GuildHE submitted a response to the consultation and we highlighted the following key points:

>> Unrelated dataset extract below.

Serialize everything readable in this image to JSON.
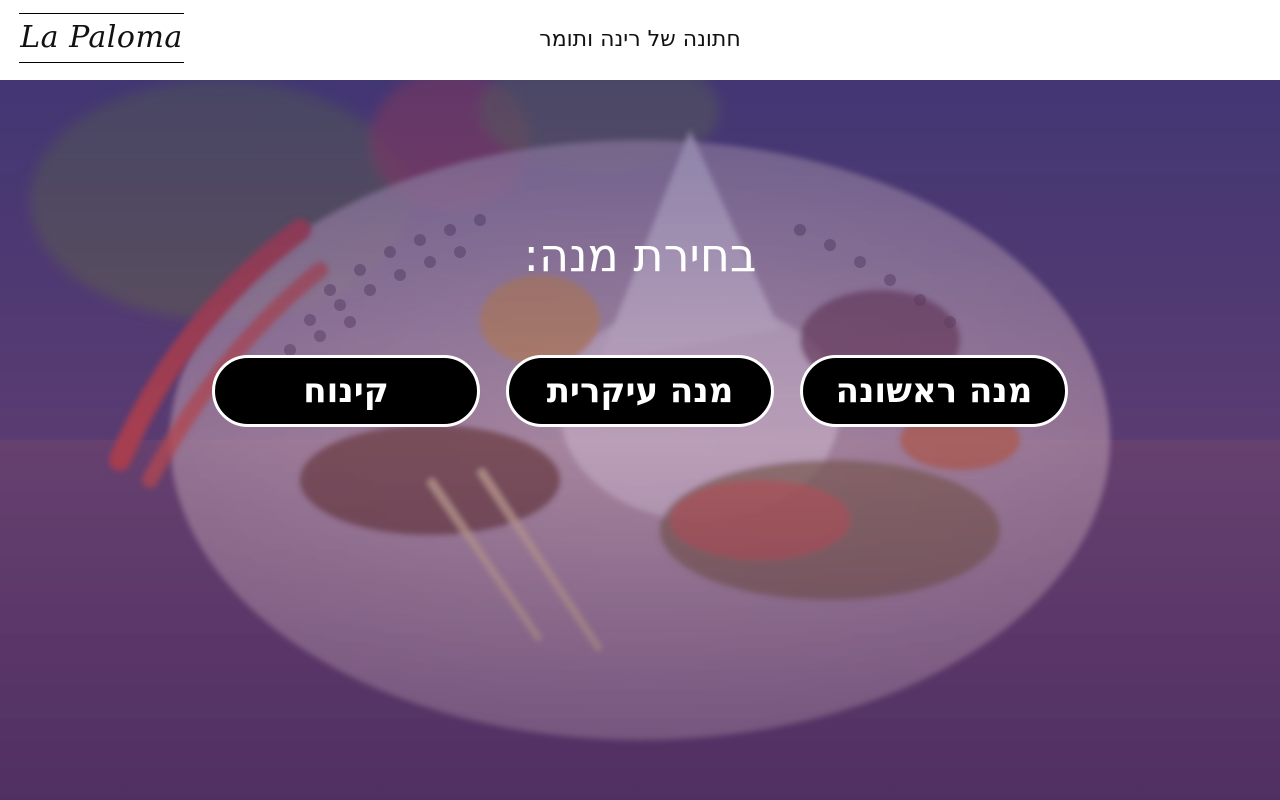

  • We don’t think forcing young people to continue to take distinctive English and Maths qualifications offers enough breadth of choice. Instead, we’d like to see English and Maths competencies embedded into the subjects young people want to study. We’re also concerned that young people who don’t successfully obtain a Grade 4 at GCSE will be disenfranchised if they are forced to continually retake the exam.
  • We are concerned that there are not enough teachers or resources in schools to support wider student choice. Without significant investment, we are concerned that only some schools will be able to offer students genuine choices. 
  • Bringing back continual assessment would be advantageous. Not only do varied assessment tasks (presentations, essays and exams) better mimic real-life skills, but they would also support a more robust approach to university admissions as the sector would be less reliant on predicted grades. 
  • Creative subjects are a core pillar of a well-rounded educational experience – drawing on the importance of creative skills to everyone in the economy, not just for our world-leading and hugely successful creative industries and we would like to see a clear commitment to increase creative skills to 18. The removal of creative subjects in Progress/Attainment 8 and the eBacc has led to a significant decline in the delivery of these important subjects due to school resource prioritisation.
  • Government should be careful that the reconciliation of qualifications at a school level does not have adverse effects on qualifications offered to adults who need to upskill/retrain. 
  • We don’t see the value in an overall ABS award. Both HE providers and employers are concerned with the subjects studied and the grades for each to make decisions on skills and competencies. 
  • We think it is vital for the curriculum to take more time to teach young people about life skills including resilience, good mental health & wellbeing, relationships and financial management.

It is unclear from the proposals as to the extent of the ambitions of reforms to the school system. The proposals could be seen as just a rebranding of the current approach but adding mandatory maths and English – or reverting back to the previous system of AS and A Levels, rather than a more ambitious opportunity to consider the knowledge, skills and expertise that young people need to prepare them for life, and the best way to deliver this through the number of subjects taught and the level at which they are taught.

We look forward to working with DfE to develop these proposals.